WHAT TO WORK ON:
Only lines holding the word "screenshot" are wanted. Copy them from the listing below.

MATERIALS PROVIDED:
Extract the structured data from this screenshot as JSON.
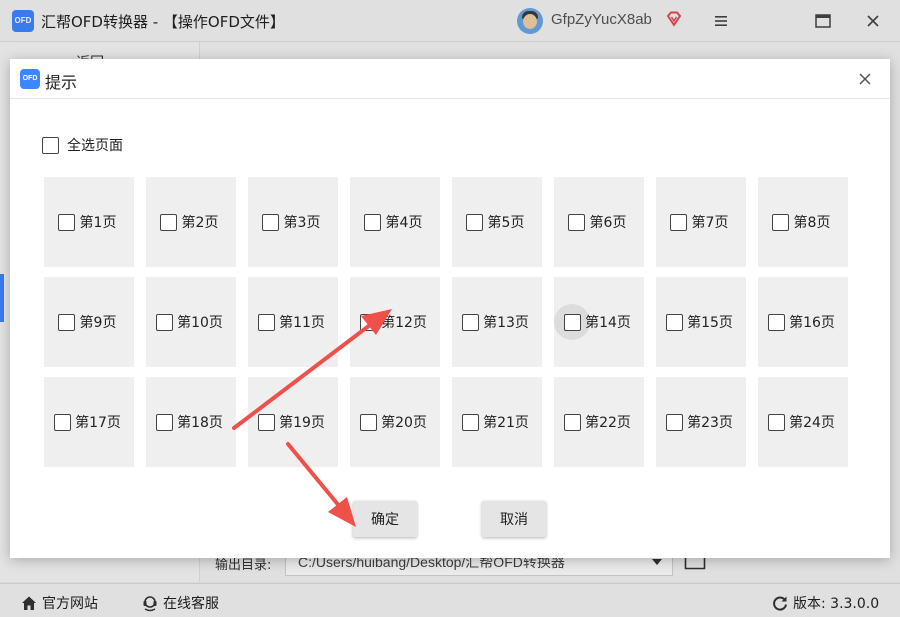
{
  "app": {
    "logo_text": "OFD",
    "title": "汇帮OFD转换器 - 【操作OFD文件】",
    "username": "GfpZyYucX8ab",
    "back_label": "← 返回"
  },
  "output": {
    "label": "输出目录:",
    "path": "C:/Users/huibang/Desktop/汇帮OFD转换器"
  },
  "status": {
    "website": "官方网站",
    "service": "在线客服",
    "version": "版本: 3.3.0.0"
  },
  "dialog": {
    "logo_text": "OFD",
    "title": "提示",
    "select_all": "全选页面",
    "pages": [
      "第1页",
      "第2页",
      "第3页",
      "第4页",
      "第5页",
      "第6页",
      "第7页",
      "第8页",
      "第9页",
      "第10页",
      "第11页",
      "第12页",
      "第13页",
      "第14页",
      "第15页",
      "第16页",
      "第17页",
      "第18页",
      "第19页",
      "第20页",
      "第21页",
      "第22页",
      "第23页",
      "第24页"
    ],
    "hovered_page": "第14页",
    "ok": "确定",
    "cancel": "取消"
  },
  "colors": {
    "accent": "#3d86ff",
    "arrow": "#f0504a",
    "tile": "#efefef"
  }
}
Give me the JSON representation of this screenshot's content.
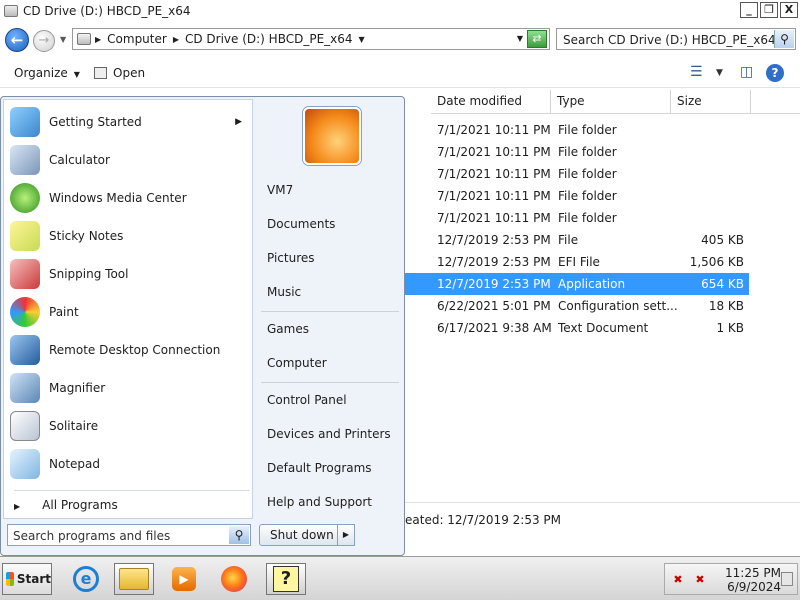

YOUR SOLUTION:
Extract the structured data from this screenshot as JSON.
Give me the JSON representation of this screenshot's content.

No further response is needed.